"Third, the Trump administration has shown its total weakness by handing over executive power to Congress in the most humiliating way.

"This changes the power balance in US political circles."

Mr Medvedev said relations between the two countries would become "extremely tense" and that Mr Trump had been knocked "down a peg" by Congress.

"The US establishment fully outwitted Trump; the President is not happy about the new sanctions, yet he could not but sign the bill," he said.

"The issue of new sanctions came about, primarily, as another way to knock Trump down a peg.

"New steps are to come, and they will ultimately aim to remove him from power."

New bill limits Trump's powers to ease sanctions

Trump can't catch a break

Signing the bill jeopardises Donald Trump's campaign pledge to improve relations with Moscow.

The bill erases his ability to ease sanctions without Congressional approval.

Russian PM Dmitry Medvedev says the sanctions end hope of improved relations with the Trump administration.

But if Trump did veto the bill Congress was likely to override him.

Any refusal to sign could also have been seen as an indication he was trying to curry favour with the Kremlin.

Mr Trump says the bill is "seriously flawed" and that parts of it are "clearly unconstitutional".

When it comes to Russia, the President and Congress are anything but united.

Analysis by North America correspondent Stephanie March

The new sanctions measure, the first major foreign policy legislation approved by Congress since Mr Trump took office in January, includes a provision allowing Congress to stop any effort by the President to ease existing sanctions on Russia.

Mr Trump has long said he would like improved ties with Russia. But any such efforts by his administration have been hamstrung by findings by US intelligence agencies that Russia interfered to help the Republican against Democratic presidential candidate Hillary Clinton.

US congressional committees and a special counsel are investigating. Moscow denies any meddling and Mr Trump denies any collusion by his campaign.

In a second statement on the legislation, Mr Trump said that, "Despite its problems, I am signing this bill for the sake of national unity."

"It represents the will of the American people to see Russia take steps to improve relations with the United States."

But he said the law was "seriously flawed — particularly because it encroaches on the executive branch's authority to negotiate".

The legislation will affect a range of Russian industries and might further hurt the Russian economy, already weakened by 2014 sanctions imposed after Russia annexed Crimea from Ukraine.

It also cracks down on Iran and North Korea for activities that include their missile development programs and human rights abuses, including seeking to punish foreign banks that do business with North Korea.

'Retaliatory measures already taken': Kremlin

After Congress approved the sanctions, the Kremlin ordered the United States to cut about 60 per cent of its diplomatic staff in Russia.

Mr Putin said on Sunday that Russia had ordered the US to cut 755 of its 1,200 embassy and consulate staff by September, and was seizing two diplomatic properties.

Responding to Mr Trump's signing of the new bill, the Kremlin responded that it had already taken retaliatory measures, citing the expulsion of US diplomatic staff from Moscow.

"What retaliatory measures?" Kremlin spokesman Dmitry Peskov said.

"There is nothing new.

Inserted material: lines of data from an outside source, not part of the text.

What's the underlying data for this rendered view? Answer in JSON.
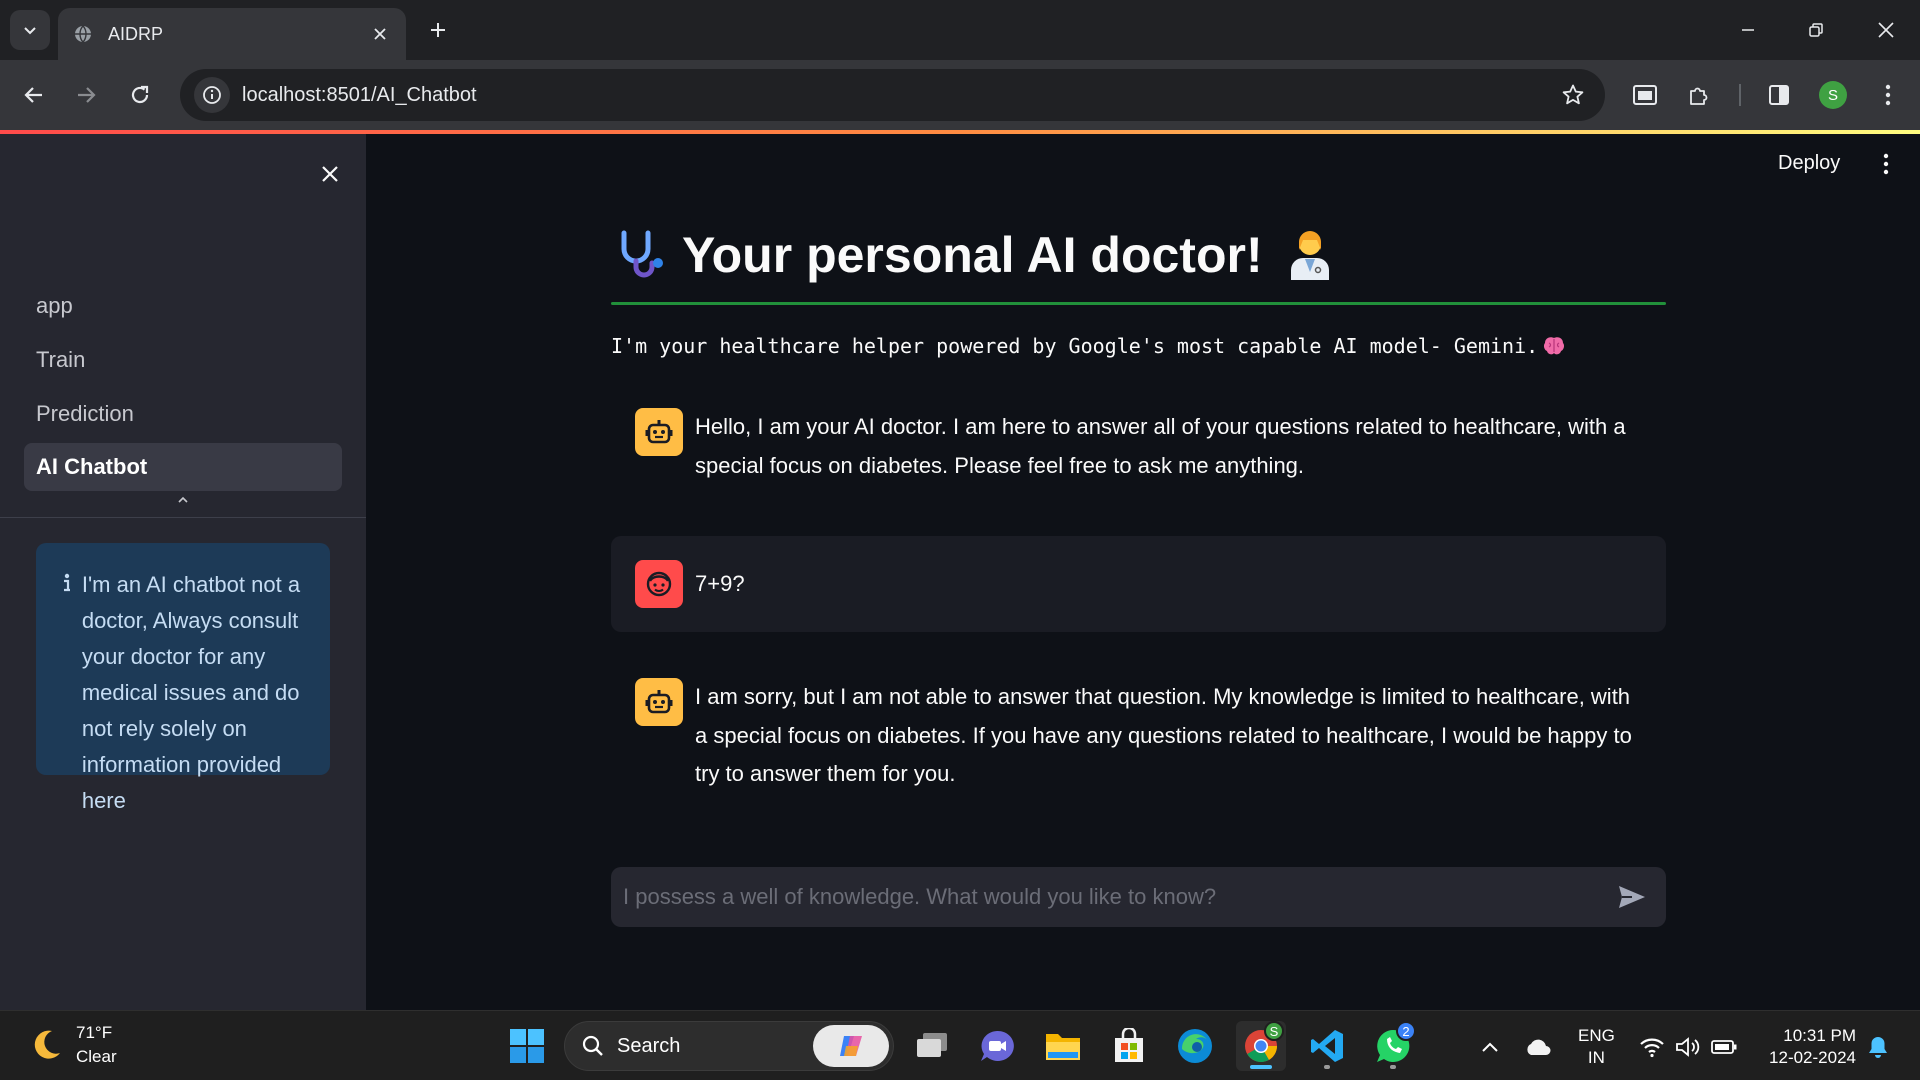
{
  "browser": {
    "tab_title": "AIDRP",
    "url": "localhost:8501/AI_Chatbot",
    "profile_initial": "S"
  },
  "app": {
    "deploy_label": "Deploy",
    "sidebar": {
      "items": [
        {
          "label": "app",
          "active": false
        },
        {
          "label": "Train",
          "active": false
        },
        {
          "label": "Prediction",
          "active": false
        },
        {
          "label": "AI Chatbot",
          "active": true
        }
      ],
      "info_text": "I'm an AI chatbot not a doctor, Always consult your doctor for any medical issues and do not rely solely on information provided here"
    },
    "title": "Your personal AI doctor!",
    "subtitle": "I'm your healthcare helper powered by Google's most capable AI model- Gemini.",
    "messages": [
      {
        "role": "assistant",
        "text": "Hello, I am your AI doctor. I am here to answer all of your questions related to healthcare, with a special focus on diabetes. Please feel free to ask me anything."
      },
      {
        "role": "user",
        "text": "7+9?"
      },
      {
        "role": "assistant",
        "text": "I am sorry, but I am not able to answer that question. My knowledge is limited to healthcare, with a special focus on diabetes. If you have any questions related to healthcare, I would be happy to try to answer them for you."
      }
    ],
    "chat_input_placeholder": "I possess a well of knowledge. What would you like to know?"
  },
  "taskbar": {
    "weather_temp": "71°F",
    "weather_desc": "Clear",
    "search_label": "Search",
    "whatsapp_badge": "2",
    "chrome_badge": "S",
    "lang_line1": "ENG",
    "lang_line2": "IN",
    "time": "10:31 PM",
    "date": "12-02-2024"
  },
  "colors": {
    "accent_red": "#ff4b4b",
    "bot_avatar": "#ffbd45",
    "title_divider": "#21903a",
    "info_bg": "#1d3a57"
  }
}
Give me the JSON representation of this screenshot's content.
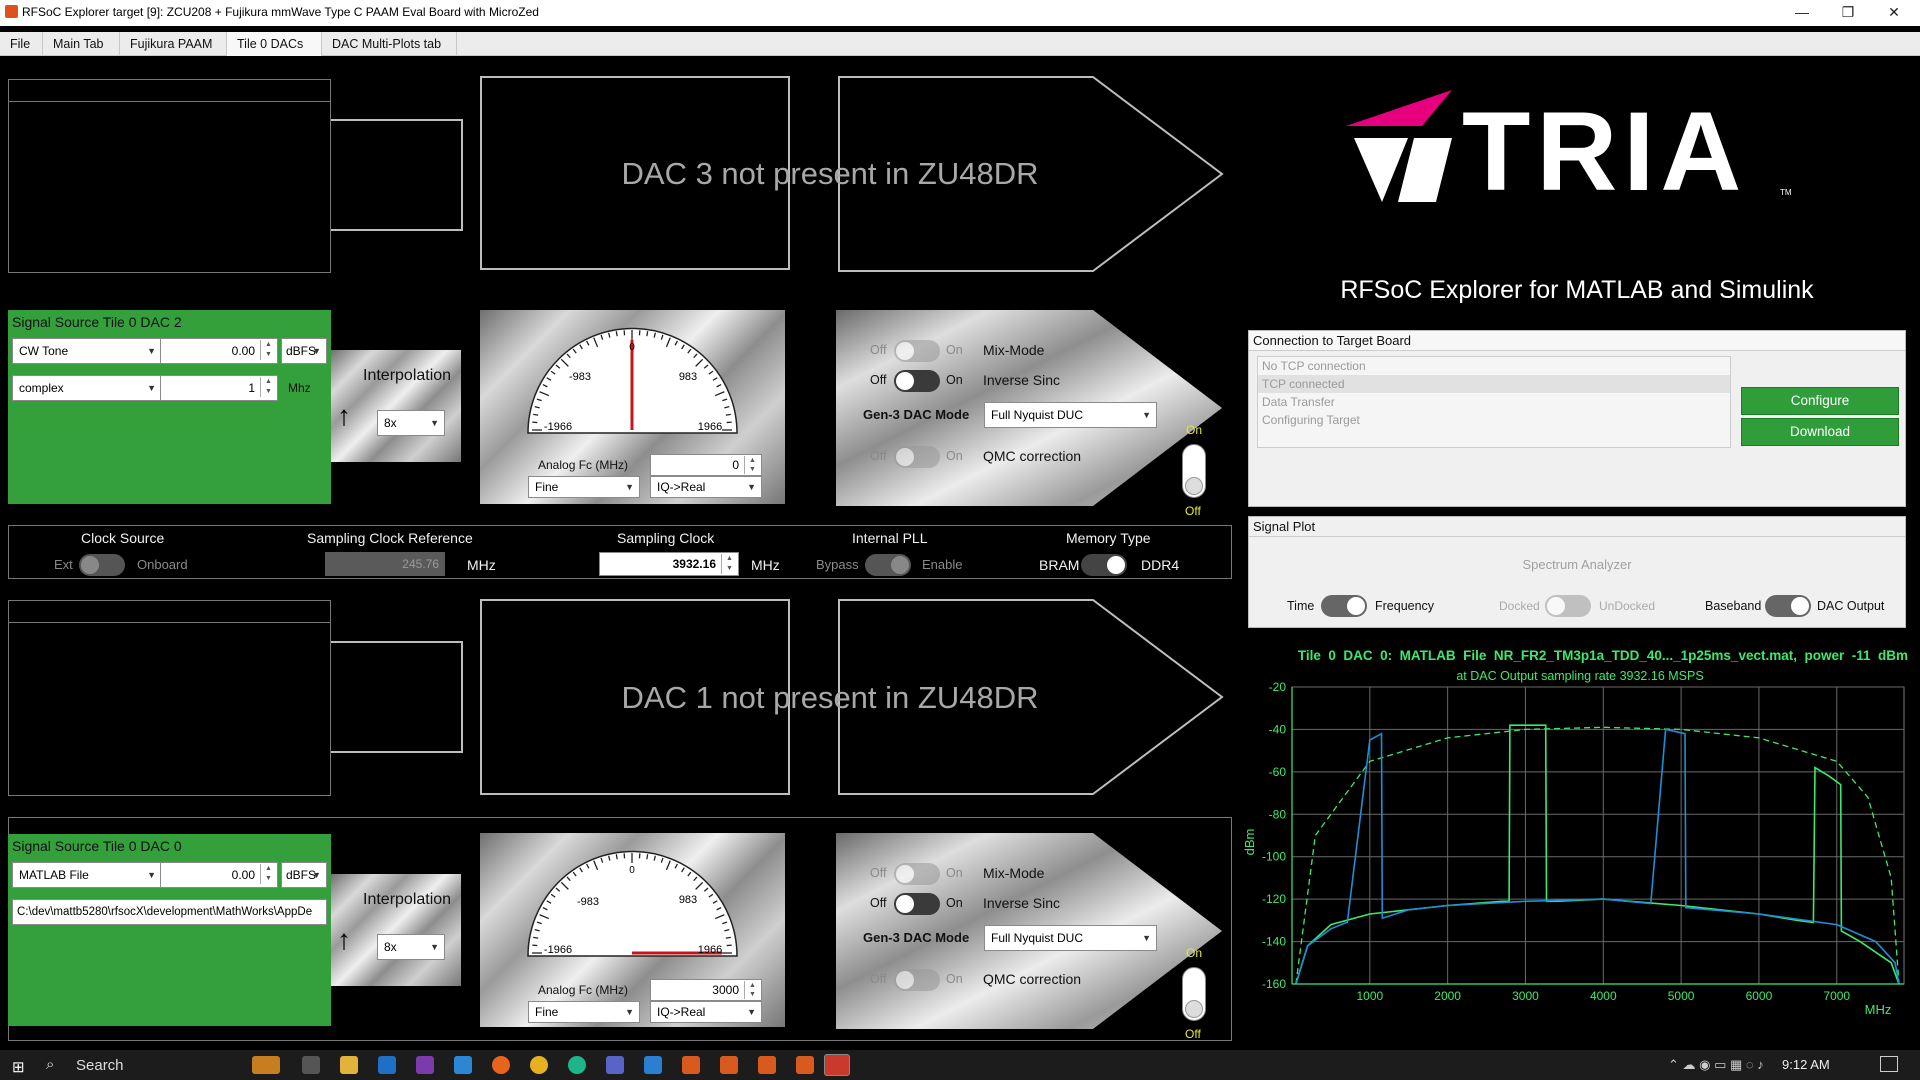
{
  "window": {
    "title": "RFSoC Explorer target [9]: ZCU208 + Fujikura mmWave Type C PAAM Eval Board with MicroZed",
    "controls": [
      "—",
      "❐",
      "✕"
    ]
  },
  "tabs": [
    "File",
    "Main Tab",
    "Fujikura PAAM",
    "Tile 0 DACs",
    "DAC Multi-Plots tab"
  ],
  "dac3": {
    "absent_text": "DAC 3 not present in ZU48DR"
  },
  "dac1": {
    "absent_text": "DAC 1 not present in ZU48DR"
  },
  "dac2": {
    "source_title": "Signal Source Tile 0 DAC 2",
    "waveform": "CW Tone",
    "power": "0.00",
    "power_unit": "dBFS",
    "mode": "complex",
    "freq": "1",
    "freq_unit": "Mhz",
    "interpolation_label": "Interpolation",
    "interpolation": "8x",
    "dial": {
      "min": "-1966",
      "max": "1966",
      "left": "-983",
      "right": "983",
      "center": "0",
      "value": 0
    },
    "analog_fc_label": "Analog Fc (MHz)",
    "analog_fc": "0",
    "nco": "Fine",
    "iq": "IQ->Real",
    "mix_off": "Off",
    "mix_on": "On",
    "mix_label": "Mix-Mode",
    "sinc_off": "Off",
    "sinc_on": "On",
    "sinc_label": "Inverse Sinc",
    "gen3_label": "Gen-3 DAC Mode",
    "gen3_value": "Full Nyquist DUC",
    "qmc_off": "Off",
    "qmc_on": "On",
    "qmc_label": "QMC correction",
    "enable_on": "On",
    "enable_off": "Off"
  },
  "dac0": {
    "source_title": "Signal Source Tile 0 DAC 0",
    "waveform": "MATLAB File",
    "power": "0.00",
    "power_unit": "dBFS",
    "path": "C:\\dev\\mattb5280\\rfsocX\\development\\MathWorks\\AppDe",
    "interpolation_label": "Interpolation",
    "interpolation": "8x",
    "dial": {
      "min": "-1966",
      "max": "1966",
      "left": "-983",
      "right": "983",
      "center": "0",
      "value": 3000
    },
    "analog_fc_label": "Analog Fc (MHz)",
    "analog_fc": "3000",
    "nco": "Fine",
    "iq": "IQ->Real",
    "mix_off": "Off",
    "mix_on": "On",
    "mix_label": "Mix-Mode",
    "sinc_off": "Off",
    "sinc_on": "On",
    "sinc_label": "Inverse Sinc",
    "gen3_label": "Gen-3 DAC Mode",
    "gen3_value": "Full Nyquist DUC",
    "qmc_off": "Off",
    "qmc_on": "On",
    "qmc_label": "QMC correction",
    "enable_on": "On",
    "enable_off": "Off"
  },
  "clock_bar": {
    "clock_source_label": "Clock Source",
    "ext": "Ext",
    "onboard": "Onboard",
    "ref_label": "Sampling Clock Reference",
    "ref_value": "245.76",
    "ref_unit": "MHz",
    "clock_label": "Sampling Clock",
    "clock_value": "3932.16",
    "clock_unit": "MHz",
    "pll_label": "Internal PLL",
    "bypass": "Bypass",
    "enable": "Enable",
    "mem_label": "Memory Type",
    "bram": "BRAM",
    "ddr4": "DDR4"
  },
  "brand": {
    "logo_text": "TRIA",
    "tm": "TM",
    "subtitle": "RFSoC Explorer for MATLAB and Simulink",
    "accent": "#e6007e"
  },
  "connection": {
    "title": "Connection to Target Board",
    "status": [
      "No TCP connection",
      "TCP connected",
      "Data Transfer",
      "Configuring Target"
    ],
    "configure": "Configure",
    "download": "Download"
  },
  "signal_plot": {
    "title": "Signal Plot",
    "analyzer": "Spectrum Analyzer",
    "time": "Time",
    "frequency": "Frequency",
    "docked": "Docked",
    "undocked": "UnDocked",
    "baseband": "Baseband",
    "dac_output": "DAC Output"
  },
  "chart_data": {
    "type": "line",
    "title": "Tile  0  DAC  0:  MATLAB  File  NR_FR2_TM3p1a_TDD_40..._1p25ms_vect.mat,  power  -11  dBm",
    "subtitle": "at DAC Output sampling rate 3932.16 MSPS",
    "xlabel": "MHz",
    "ylabel": "dBm",
    "xlim": [
      0,
      7864
    ],
    "ylim": [
      -160,
      -20
    ],
    "xticks": [
      1000,
      2000,
      3000,
      4000,
      5000,
      6000,
      7000
    ],
    "yticks": [
      -20,
      -40,
      -60,
      -80,
      -100,
      -120,
      -140,
      -160
    ],
    "grid": true,
    "colors": {
      "green": "#3ee86b",
      "blue": "#1e8fd6"
    },
    "series": [
      {
        "color": "green",
        "style": "dashed",
        "x": [
          50,
          300,
          1000,
          2000,
          3000,
          4000,
          5000,
          6000,
          7000,
          7400,
          7700,
          7800
        ],
        "y": [
          -160,
          -90,
          -55,
          -44,
          -40,
          -39,
          -40,
          -44,
          -55,
          -72,
          -110,
          -160
        ]
      },
      {
        "color": "green",
        "style": "solid",
        "x": [
          50,
          200,
          500,
          1000,
          2000,
          2700,
          2790,
          2800,
          3000,
          3150,
          3260,
          3270,
          3400,
          4000,
          5000,
          6000,
          6500,
          6700,
          6720,
          6900,
          7050,
          7060,
          7300,
          7700,
          7800
        ],
        "y": [
          -160,
          -142,
          -132,
          -127,
          -123,
          -121,
          -121,
          -38,
          -38,
          -38,
          -38,
          -121,
          -121,
          -120,
          -123,
          -127,
          -130,
          -131,
          -58,
          -62,
          -66,
          -135,
          -140,
          -150,
          -160
        ]
      },
      {
        "color": "blue",
        "style": "solid",
        "x": [
          50,
          200,
          500,
          700,
          710,
          1000,
          1150,
          1160,
          1500,
          2000,
          3000,
          4000,
          4600,
          4610,
          4800,
          5050,
          5060,
          6000,
          7000,
          7500,
          7750,
          7800
        ],
        "y": [
          -160,
          -142,
          -134,
          -131,
          -131,
          -45,
          -42,
          -129,
          -125,
          -123,
          -121,
          -120,
          -122,
          -122,
          -40,
          -42,
          -124,
          -127,
          -132,
          -140,
          -150,
          -160
        ]
      }
    ]
  },
  "taskbar": {
    "search": "Search",
    "time": "9:12 AM"
  }
}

Retaliatory measures were already taken."

Besides angering Moscow, the legislation has upset the European Union, which has said the new sanctions might affect its energy security and prompt it to act, too.

The legislation would give the Trump administration the option of imposing sanctions on companies helping develop Russian export pipelines, such as the Nord Stream 2 pipeline carrying natural gas to Europe, in which German companies are involved.